Why Sinema’s bathroom confrontation is a long time coming. FBI to track threats to school officials. China-Taiwan military tensions grow.
Protesters have to follow Sen. Sinema into a bathroom to be heard
In recent days, the press has been full of condemnation for activists who followed Democratic Sen. Kyrsten Sinema (AZ) into a bathroom to confront her about her opposition to her party’s $3.5 trillion Build Back Better (BBB) Act. Arizona immigration activists from Living United for Change (LUCHA), who had previously campaigned for Sinema, resorted to following her into a women’s bathroom on the Arizona State University campus where Sinema teaches a class.
The protesters, along with much of the country, wanted answers as to why Sinema is stonewalling the BBB Act. Sinema has voiced her opposition to the bill, but has not made herself available for interviews or any other interaction with the public to explain her position.
The Phoenix Sphinx
Political commentators have dubbed Sinema “the Phoenix Sphinx” due to her tight-lipped refusal to explain her reversal on progressive ideals she once championed. Earlier this year, she cheerily voted “no” on the $15 minimum wage. As LUCHA explained following the bathroom incident, Sinema’s opposition to the BBB act is “blocking a path to citizenship, deportation protection, paid family care, climate justice, lower drug costs and so many other things we need”.
Many of Sinema’s constituents have expressed frustration with Sinema’s refusal to offer any public accounting for her positions . LUCHA explained that Sinema has “denied our requests, ignored our phone calls, and closed her office to her constituents. She hasn’t had a public event or town hall in years. No one wants to meet with their senator in the restroom. But it seems like there’s a price tag of several hundred thousand dollars to meet with her anywhere else”.
There’s a ready explanation for Sinema’s political turnaround, whether or not she chooses to offer one herself. While Sinema has been unavailable to meet with members of her own party and former supporters, she has been meeting with numerous fundraisers for major corporate interests, including Big Pharma companies.
Sinema met with major donors at a high-end resort and spa on Saturday. Meanwhile, Sinema’s office explained her absence from D.C. during pivotal negotiations with an excuse about a medical appointment for a foot injury.
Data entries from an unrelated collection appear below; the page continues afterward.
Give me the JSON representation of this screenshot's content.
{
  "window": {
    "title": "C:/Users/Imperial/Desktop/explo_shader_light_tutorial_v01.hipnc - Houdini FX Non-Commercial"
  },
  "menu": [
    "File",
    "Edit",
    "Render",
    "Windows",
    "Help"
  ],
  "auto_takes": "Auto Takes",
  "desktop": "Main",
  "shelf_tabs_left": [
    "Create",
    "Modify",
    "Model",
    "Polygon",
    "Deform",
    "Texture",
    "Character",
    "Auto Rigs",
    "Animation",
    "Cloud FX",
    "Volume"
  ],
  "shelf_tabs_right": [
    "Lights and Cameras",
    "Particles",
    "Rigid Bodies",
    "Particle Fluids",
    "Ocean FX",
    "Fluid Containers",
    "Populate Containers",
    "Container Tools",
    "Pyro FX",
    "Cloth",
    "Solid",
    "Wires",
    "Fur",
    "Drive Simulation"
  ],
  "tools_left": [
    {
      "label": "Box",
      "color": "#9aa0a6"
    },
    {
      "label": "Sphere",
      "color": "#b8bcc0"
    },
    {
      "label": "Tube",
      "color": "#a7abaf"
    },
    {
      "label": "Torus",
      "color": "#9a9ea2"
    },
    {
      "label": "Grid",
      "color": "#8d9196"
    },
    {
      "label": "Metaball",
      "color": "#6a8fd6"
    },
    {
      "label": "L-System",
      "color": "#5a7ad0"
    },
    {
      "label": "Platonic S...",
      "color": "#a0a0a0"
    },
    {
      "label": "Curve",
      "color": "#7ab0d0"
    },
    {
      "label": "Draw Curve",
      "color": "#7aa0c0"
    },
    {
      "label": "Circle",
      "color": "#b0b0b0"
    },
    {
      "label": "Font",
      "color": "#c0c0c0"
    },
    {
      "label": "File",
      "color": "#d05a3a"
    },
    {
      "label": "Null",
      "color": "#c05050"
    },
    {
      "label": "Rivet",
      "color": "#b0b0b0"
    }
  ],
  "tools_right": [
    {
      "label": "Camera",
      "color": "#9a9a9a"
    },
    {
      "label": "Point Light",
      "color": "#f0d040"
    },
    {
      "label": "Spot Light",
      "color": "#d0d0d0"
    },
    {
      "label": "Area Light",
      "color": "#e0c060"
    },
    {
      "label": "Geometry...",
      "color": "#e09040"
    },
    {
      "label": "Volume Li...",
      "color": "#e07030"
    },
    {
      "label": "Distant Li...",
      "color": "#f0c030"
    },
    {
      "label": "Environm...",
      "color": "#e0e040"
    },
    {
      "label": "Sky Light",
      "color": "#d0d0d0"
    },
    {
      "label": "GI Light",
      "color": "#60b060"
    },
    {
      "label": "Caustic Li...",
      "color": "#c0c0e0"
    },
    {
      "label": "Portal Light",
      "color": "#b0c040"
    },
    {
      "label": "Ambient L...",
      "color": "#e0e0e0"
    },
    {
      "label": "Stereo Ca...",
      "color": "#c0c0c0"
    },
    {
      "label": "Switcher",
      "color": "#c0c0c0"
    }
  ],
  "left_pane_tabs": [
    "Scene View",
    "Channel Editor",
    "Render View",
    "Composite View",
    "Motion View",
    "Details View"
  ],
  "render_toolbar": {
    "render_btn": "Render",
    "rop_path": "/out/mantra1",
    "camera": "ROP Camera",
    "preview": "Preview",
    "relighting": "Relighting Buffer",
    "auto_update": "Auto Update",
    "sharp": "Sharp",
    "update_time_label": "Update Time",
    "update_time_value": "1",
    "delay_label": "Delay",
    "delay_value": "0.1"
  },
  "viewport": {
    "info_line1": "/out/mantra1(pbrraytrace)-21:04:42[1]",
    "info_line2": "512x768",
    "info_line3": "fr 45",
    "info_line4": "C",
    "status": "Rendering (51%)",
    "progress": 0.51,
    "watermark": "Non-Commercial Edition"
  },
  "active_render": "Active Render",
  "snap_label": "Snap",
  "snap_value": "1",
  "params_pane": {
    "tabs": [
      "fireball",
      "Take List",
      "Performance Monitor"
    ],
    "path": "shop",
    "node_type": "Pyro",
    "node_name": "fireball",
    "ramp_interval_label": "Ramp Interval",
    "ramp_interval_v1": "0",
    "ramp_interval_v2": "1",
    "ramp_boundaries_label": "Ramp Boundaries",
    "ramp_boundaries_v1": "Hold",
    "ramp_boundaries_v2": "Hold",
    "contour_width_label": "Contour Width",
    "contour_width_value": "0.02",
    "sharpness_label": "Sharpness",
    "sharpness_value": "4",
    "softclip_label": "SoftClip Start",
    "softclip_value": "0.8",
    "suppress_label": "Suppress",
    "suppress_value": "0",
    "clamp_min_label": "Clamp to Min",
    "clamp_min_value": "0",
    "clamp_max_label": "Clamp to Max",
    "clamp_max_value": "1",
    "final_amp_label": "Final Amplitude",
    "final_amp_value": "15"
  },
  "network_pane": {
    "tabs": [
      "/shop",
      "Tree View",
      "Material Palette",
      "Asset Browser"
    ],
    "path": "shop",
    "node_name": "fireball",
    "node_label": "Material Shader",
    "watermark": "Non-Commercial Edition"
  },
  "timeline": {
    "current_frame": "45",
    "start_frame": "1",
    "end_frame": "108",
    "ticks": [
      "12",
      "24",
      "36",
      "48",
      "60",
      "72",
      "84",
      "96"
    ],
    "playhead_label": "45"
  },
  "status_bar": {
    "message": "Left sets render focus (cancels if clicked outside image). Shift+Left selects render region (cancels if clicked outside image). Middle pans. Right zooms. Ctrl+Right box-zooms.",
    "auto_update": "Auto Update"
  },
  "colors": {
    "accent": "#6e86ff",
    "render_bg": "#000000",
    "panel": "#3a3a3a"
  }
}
Over the last several months, Sinema’s campaign has raked in over $750,000 in donations from Big Pharma lobbyists and nearly a million from other industry groups opposing the BBB Act.
FBI to combat threats to school officials over masks, critical race theory
Attorney General Merrick Garland has asked the FBI to cooperate with state and local officials over threats to school officials from conservative extremists. School board members and teachers have reported receiving threats of violence from parents and members of the public over school masks policies and critical race theory.
The FBI is tasked with tracking credible threats and instructing school officials on how to appropriately report them. Garland’s memo follows numerous viral videos of physical altercations and verbal threats at school board meetings across the country.
Ideological opposition to mask mandates and any teaching acknowledging race disparities in the U.S. have put teachers and school boards on the firing line. Garland says “Threats against public servants are not only illegal, they run counter to our nation’s core values. Those who dedicate their time and energy to ensuring that our children receive a proper education in a safe environment deserve to be able to do their work without fear for their safety”.
Chinese flyovers raise military stakes over Taiwan
Starting last Friday, China sent about 150 military planes to conduct flyover’s of Taiwan’s airspace over 4 days. The show of force coincided with a nationalistic holiday in China. Taiwan’s defense minister Chiu Kuo-cheng says the incursions escalated military tensions with Mainland China to a 40-year high.
Since 1949, Taiwan has considered itself an independent breakaway nation and the last vestige of the pre-Communist Republic of China. Since that time, Beijing’s government has repeatedly vowed to bring the island back under its control. China’s appetite for reconquest of the island rose again in response to the Trump administration’s support for Taiwan’s independence as a democratic nation.
The Biden administration’s stance on Taiwan has been less clear. Over the weekend, the State Department said Beijing’s antics were “destabilizing, risks miscalculations, and undermines regional peace and stability”. But, Biden said yesterday during a chopper talk that he had spoken to Chinese leader Xi Jinping. Biden said he had told Xi the U.S. would abide by the “Taiwan agreement” and urged Xi to do the same.
The “Taiwan agreement” Biden was referring to probably refers to the long-standing U.S. policy of dealing diplomatically with Beijing rather than Taipei. The Taiwan Relations Act stipulates that this arrangement is contingent on Taiwan’s ultimate fate being decided through peaceful rather than military means. But, the Act also binds the U.S. to provide militarily for Taiwan’s defense.Big Pharma, Build Back Better Act, China, corruption, critical race theory, drug prices, FBI, immigration, international news, Kyrsten Sinema, mask mandates, national news, New Albany MS, Northeast Mississippi news, schools, Taiwan, US news, world news